HADR operations have also led China to increase its interregional port calls — visits by warships to potentially expand diplomatic and military presence — in the South Pacific region. A classic example is China’s military pact with the Solomon Islands. The security agreement overtly includes HADR as one of the main areas of security cooperation. Despite denials from the leadership in the Solomon Islands, this agreement provides China the opportunity to station its troops in the Solomon Islands, raising geopolitical tensions in the region. The potential presence of Chinese troops raises suspicions in the minds of regional militaries located within the vicinity of the Solomon Islands, despite China’s supposedly benign intentions.

India’s Response

While India’s HADR operations are not purely to counter China, India has now become worried about a growing Chinese presence in South Asia and the Indo-Pacific. India views these two regions as its natural backyard and believes in the ideal of a “free and open Indo-Pacific.”
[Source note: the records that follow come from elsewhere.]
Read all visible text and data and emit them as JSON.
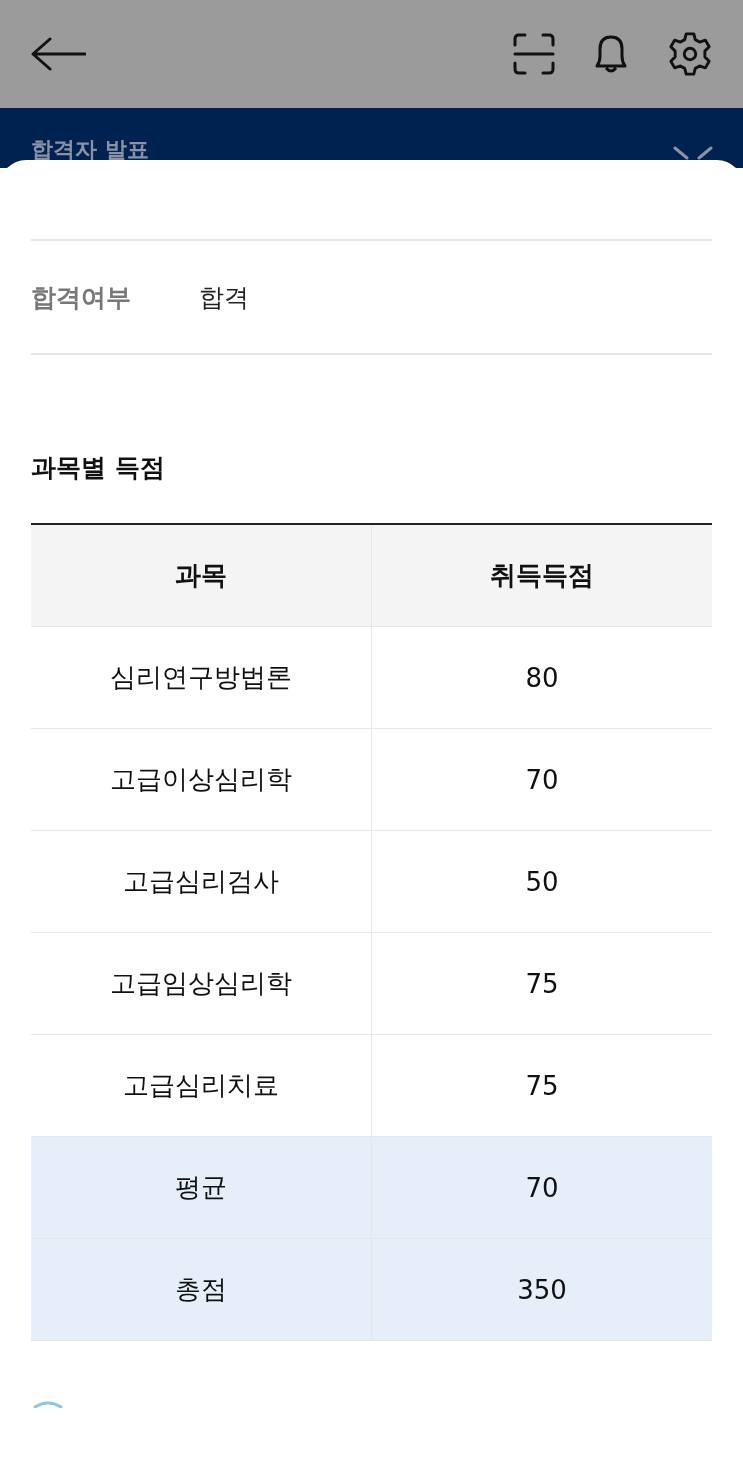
{
  "header": {
    "title": "합격자 발표"
  },
  "result": {
    "label": "합격여부",
    "value": "합격"
  },
  "scores": {
    "title": "과목별 득점",
    "columns": [
      "과목",
      "취득득점"
    ],
    "rows": [
      {
        "kind": "subject",
        "subject": "심리연구방법론",
        "score": "80"
      },
      {
        "kind": "subject",
        "subject": "고급이상심리학",
        "score": "70"
      },
      {
        "kind": "subject",
        "subject": "고급심리검사",
        "score": "50"
      },
      {
        "kind": "subject",
        "subject": "고급임상심리학",
        "score": "75"
      },
      {
        "kind": "subject",
        "subject": "고급심리치료",
        "score": "75"
      },
      {
        "kind": "summary",
        "subject": "평균",
        "score": "70"
      },
      {
        "kind": "summary",
        "subject": "총점",
        "score": "350"
      }
    ]
  }
}
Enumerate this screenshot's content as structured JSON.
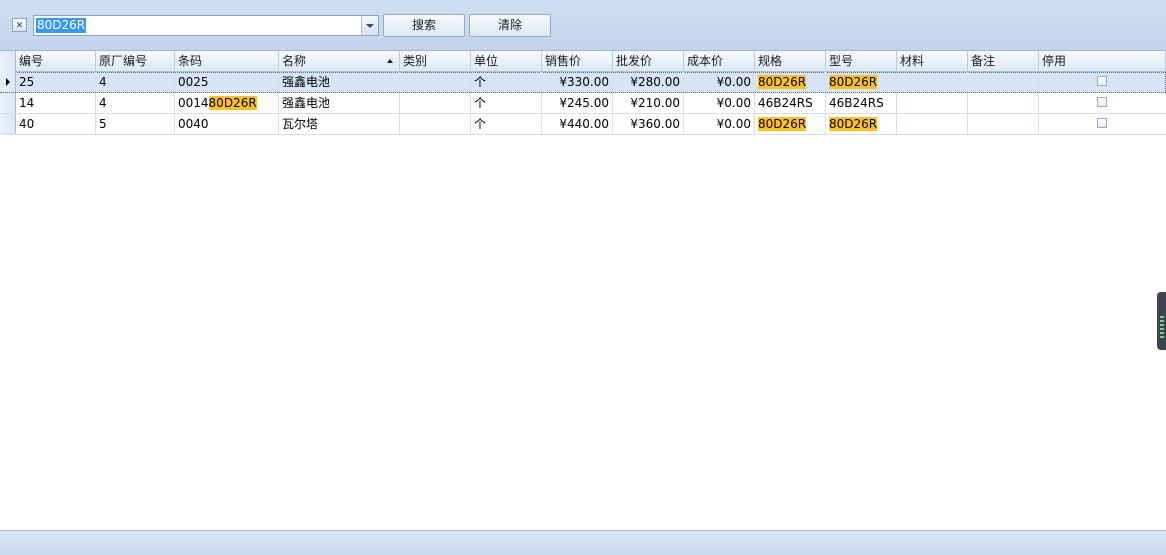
{
  "search": {
    "query": "80D26R",
    "search_label": "搜索",
    "reset_label": "清除"
  },
  "grid": {
    "columns": [
      "编号",
      "原厂编号",
      "条码",
      "名称",
      "类别",
      "单位",
      "销售价",
      "批发价",
      "成本价",
      "规格",
      "型号",
      "材料",
      "备注",
      "停用"
    ],
    "sorted_column": "名称",
    "highlight_color": "#ffc21a",
    "rows": [
      {
        "id": "25",
        "factory_no": "4",
        "barcode": "0025",
        "barcode_match": "",
        "name": "强鑫电池",
        "category": "",
        "unit": "个",
        "sale_price": "¥330.00",
        "wholesale_price": "¥280.00",
        "cost_price": "¥0.00",
        "spec": "80D26R",
        "spec_highlight": true,
        "model": "80D26R",
        "model_highlight": true,
        "material": "",
        "remark": "",
        "disabled": false,
        "focused": true
      },
      {
        "id": "14",
        "factory_no": "4",
        "barcode": "0014",
        "barcode_match": "80D26R",
        "name": "强鑫电池",
        "category": "",
        "unit": "个",
        "sale_price": "¥245.00",
        "wholesale_price": "¥210.00",
        "cost_price": "¥0.00",
        "spec": "46B24RS",
        "spec_highlight": false,
        "model": "46B24RS",
        "model_highlight": false,
        "material": "",
        "remark": "",
        "disabled": false,
        "focused": false
      },
      {
        "id": "40",
        "factory_no": "5",
        "barcode": "0040",
        "barcode_match": "",
        "name": "瓦尔塔",
        "category": "",
        "unit": "个",
        "sale_price": "¥440.00",
        "wholesale_price": "¥360.00",
        "cost_price": "¥0.00",
        "spec": "80D26R",
        "spec_highlight": true,
        "model": "80D26R",
        "model_highlight": true,
        "material": "",
        "remark": "",
        "disabled": false,
        "focused": false
      }
    ]
  }
}
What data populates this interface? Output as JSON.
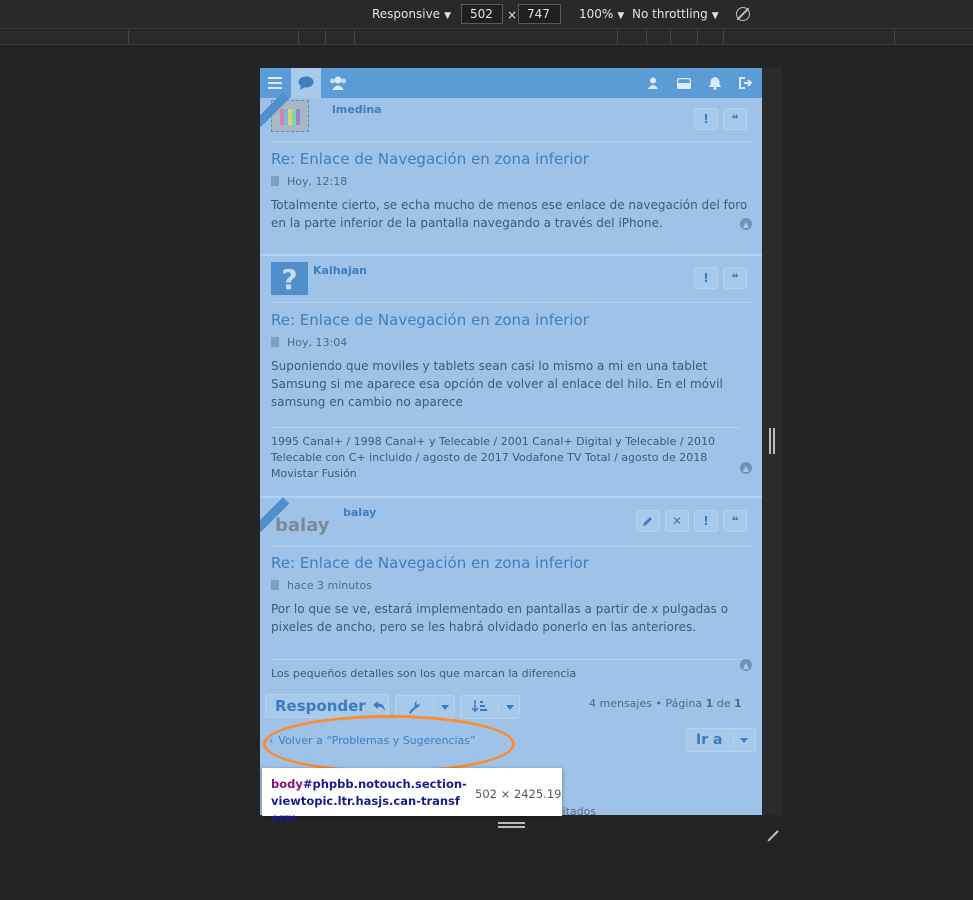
{
  "toolbar": {
    "device_mode": "Responsive",
    "width": "502",
    "times": "×",
    "height": "747",
    "zoom": "100%",
    "throttling": "No throttling"
  },
  "forum": {
    "posts": [
      {
        "author": "lmedina",
        "title": "Re: Enlace de Navegación en zona inferior",
        "time": "Hoy, 12:18",
        "body": "Totalmente cierto, se echa mucho de menos ese enlace de navegación del foro en la parte inferior de la pantalla navegando a través del iPhone."
      },
      {
        "author": "Kalhajan",
        "title": "Re: Enlace de Navegación en zona inferior",
        "time": "Hoy, 13:04",
        "body": "Suponiendo que moviles y tablets sean casi lo mismo a mi en una tablet Samsung si me aparece esa opción de volver al enlace del hilo. En el móvil samsung en cambio no aparece",
        "signature": "1995 Canal+ / 1998 Canal+ y Telecable / 2001 Canal+ Digital y Telecable / 2010 Telecable con C+ incluido / agosto de 2017 Vodafone TV Total / agosto de 2018 Movistar Fusión"
      },
      {
        "author": "balay",
        "avatar_text": "balay",
        "title": "Re: Enlace de Navegación en zona inferior",
        "time": "hace 3 minutos",
        "body": "Por lo que se ve, estará implementado en pantallas a partir de x pulgadas o pixeles de ancho, pero se les habrá olvidado ponerlo en las anteriores.",
        "signature": "Los pequeños detalles son los que marcan la diferencia"
      }
    ],
    "actions": {
      "reply": "Responder",
      "pagination_prefix": "4 mensajes • Página ",
      "page_current": "1",
      "page_of": " de ",
      "page_total": "1",
      "back": "Volver a “Problemas y Sugerencias”",
      "goto": "Ir a"
    },
    "hidden_fragment": "vitados"
  },
  "inspector_tooltip": {
    "tag": "body",
    "selector": "#phpbb.notouch.section-viewtopic.ltr.hasjs.can-transform",
    "size": "502 × 2425.19"
  },
  "colors": {
    "page_overlay": "#9fc3e8",
    "navbar": "#5b9bd6",
    "link": "#3d7fbf",
    "highlight": "#ff8a2b",
    "devtools_bg": "#242424"
  }
}
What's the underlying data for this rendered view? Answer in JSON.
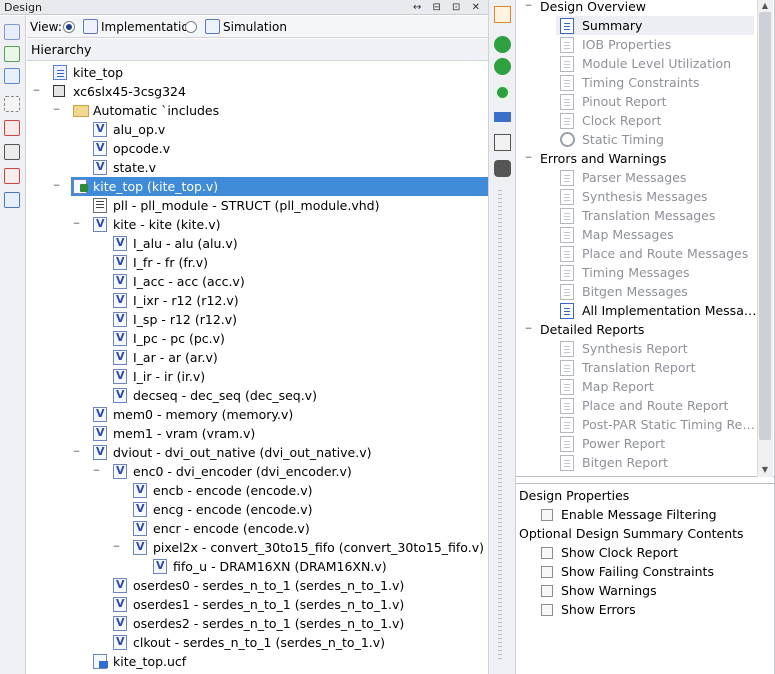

Continued Chinese presence in the Indian Ocean region (IOR) has raised fears in New Delhi that China may potentially use HADR to subvert Indian influence in South Asia and the IOR by offering the very services that are provided by India, thereby ensuring that India no longer remains the first responder.

Since 2015, under India’s flagship maritime policy of “Security and Growth for All” (SAGAR), Indian Prime Minister Narendra Modi has constituted the Annual Joint HADR Exercise (AJHE), named Operation Chakravat, to demonstrate India’s capabilities in disaster risk mitigation, and disaster risk response within the IOR. Similarly, India has instituted Operation Tiger TRIUMPH with the United States to foster triservices engagement between the two states while having the ability to conduct amphibious HADR operations in the advent of a natural calamity. India has also furthered HADR cooperation with the United States under the aegis of the Quadrilateral Security Dialogue (Quad). The Quad has deliberated on providing coordinated responses to climate disasters while expanding its capacity, capability, and interoperability within the Indo-Pacific. In fact, the Quad sherpas organized the first Quad HADR meeting to this effect in New Delhi in December 2022.

Way Forward

As India and China expand their diplomatic footprints in their respective spheres of influence, HADR will continue to be a frontier of contestation. However, if India aspires to remain the “first responder to crisis” in South Asia and the Indo-Pacific, New Delhi should focus on capacity building to match Chinese operations, keeping its existing budgetary constraints in mind.

India should invest in suitable platforms to ameliorate its HADR missions through the acquisition of utility helicopters, Landing Platform Helicopters (LPHs), and Landing Platform Docks (LPDs) to ensure faster deployments. India should acquire Multi-Role Supply Ships (MRSS) with HADR contingency load-outs that include deployable shelter systems and relief supplies. Moreover, if economically feasible, India should acquire a hospital ship like China’s Peace Ark to ameliorate Indian HADR operations.

Finally, as strategic cooperation for diplomatic influence limits the possibilities for cooperation on HADR, India and China must engage in confidence building measures (CBMs) and bilaterally engage with each other so that the overt securitization of HADR does not contribute to the creation of new security dilemmas in the IOR, where the benign actions of one nation may be deemed as a threat by another.

This piece was originally published by South Asian Voices.